(Source records)
________________

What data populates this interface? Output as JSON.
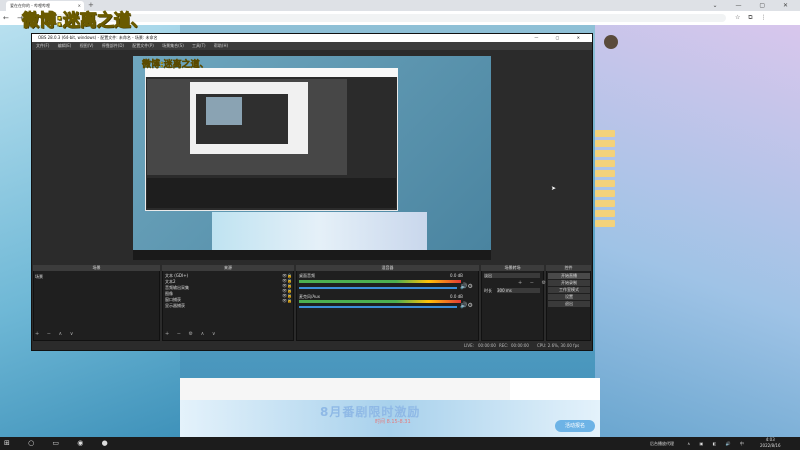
{
  "browser": {
    "tab_title": "爱在在你的 - 哔哩哔哩",
    "tab_close": "×",
    "new_tab": "+",
    "window_controls": "⌄ — ▢ ✕",
    "nav": "← → ⟳"
  },
  "watermark": {
    "text": "微博:迷离之道、",
    "preview_text": "微博:迷离之道、"
  },
  "obs": {
    "title": "OBS 28.0.3 (64-bit, windows) - 配置文件: 未命名 - 场景: 未命名",
    "title_controls": "— ▢ ✕",
    "menu": [
      "文件(F)",
      "编辑(E)",
      "视图(V)",
      "停靠部件(D)",
      "配置文件(P)",
      "场景集合(S)",
      "工具(T)",
      "帮助(H)"
    ],
    "docks": {
      "scenes": {
        "header": "场景",
        "items": [
          "场景"
        ],
        "toolbar": "+ − ∧ ∨"
      },
      "sources": {
        "header": "来源",
        "items": [
          "文本 (GDI+)",
          "文本2",
          "音频输出采集",
          "图像",
          "窗口捕获",
          "显示器捕获"
        ],
        "toolbar": "+ − ⚙ ∧ ∨"
      },
      "mixer": {
        "header": "混音器",
        "tracks": [
          {
            "name": "桌面音频",
            "db": "0.0 dB"
          },
          {
            "name": "麦克风/Aux",
            "db": "0.0 dB"
          }
        ]
      },
      "transitions": {
        "header": "场景转场",
        "type": "淡出",
        "duration_label": "时长",
        "duration_value": "300 ms"
      },
      "controls": {
        "header": "控件",
        "buttons": [
          "开始直播",
          "开始录制",
          "工作室模式",
          "设置",
          "退出"
        ]
      }
    },
    "status": {
      "live_label": "LIVE:",
      "live_time": "00:00:00",
      "rec_label": "REC:",
      "rec_time": "00:00:00",
      "cpu": "CPU: 2.6%, 30.00 fps"
    }
  },
  "page": {
    "banner_text": "8月番剧限时激励",
    "banner_sub": "时间 8.15-8.31",
    "banner_button": "活动报名"
  },
  "taskbar": {
    "tray_text": "后台播放代理",
    "clock_time": "4:03",
    "clock_date": "2022/8/16"
  },
  "colors": {
    "obs_bg": "#2b2b2b",
    "obs_dock": "#1f1f1f",
    "watermark": "#ffe93d",
    "meter_green": "#4caf50",
    "slider_blue": "#3b8dd8"
  }
}
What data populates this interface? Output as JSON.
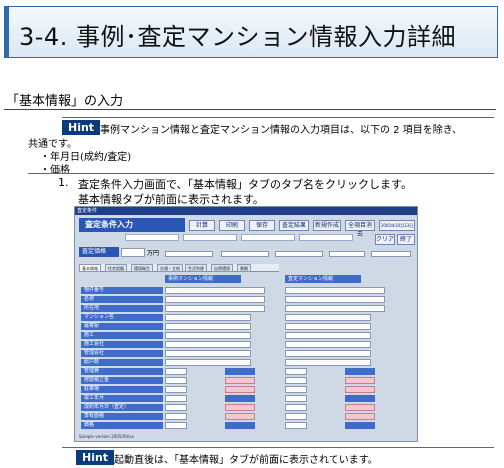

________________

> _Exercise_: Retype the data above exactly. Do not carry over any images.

> _Answer to this problem_:
What data populates this interface? Output as JSON.
{
  "browser": {
    "tab_title": "爱在在你的 - 哔哩哔哩",
    "tab_close": "×",
    "new_tab": "+",
    "window_controls": "⌄ — ▢ ✕",
    "nav": "← → ⟳"
  },
  "watermark": {
    "text": "微博:迷离之道、",
    "preview_text": "微博:迷离之道、"
  },
  "obs": {
    "title": "OBS 28.0.3 (64-bit, windows) - 配置文件: 未命名 - 场景: 未命名",
    "title_controls": "— ▢ ✕",
    "menu": [
      "文件(F)",
      "编辑(E)",
      "视图(V)",
      "停靠部件(D)",
      "配置文件(P)",
      "场景集合(S)",
      "工具(T)",
      "帮助(H)"
    ],
    "docks": {
      "scenes": {
        "header": "场景",
        "items": [
          "场景"
        ],
        "toolbar": "+ − ∧ ∨"
      },
      "sources": {
        "header": "来源",
        "items": [
          "文本 (GDI+)",
          "文本2",
          "音频输出采集",
          "图像",
          "窗口捕获",
          "显示器捕获"
        ],
        "toolbar": "+ − ⚙ ∧ ∨"
      },
      "mixer": {
        "header": "混音器",
        "tracks": [
          {
            "name": "桌面音频",
            "db": "0.0 dB"
          },
          {
            "name": "麦克风/Aux",
            "db": "0.0 dB"
          }
        ]
      },
      "transitions": {
        "header": "场景转场",
        "type": "淡出",
        "duration_label": "时长",
        "duration_value": "300 ms"
      },
      "controls": {
        "header": "控件",
        "buttons": [
          "开始直播",
          "开始录制",
          "工作室模式",
          "设置",
          "退出"
        ]
      }
    },
    "status": {
      "live_label": "LIVE:",
      "live_time": "00:00:00",
      "rec_label": "REC:",
      "rec_time": "00:00:00",
      "cpu": "CPU: 2.6%, 30.00 fps"
    }
  },
  "page": {
    "banner_text": "8月番剧限时激励",
    "banner_sub": "时间 8.15-8.31",
    "banner_button": "活动报名"
  },
  "taskbar": {
    "tray_text": "后台播放代理",
    "clock_time": "4:03",
    "clock_date": "2022/8/16"
  },
  "colors": {
    "obs_bg": "#2b2b2b",
    "obs_dock": "#1f1f1f",
    "watermark": "#ffe93d",
    "meter_green": "#4caf50",
    "slider_blue": "#3b8dd8"
  }
}
What data populates this interface? Output as JSON.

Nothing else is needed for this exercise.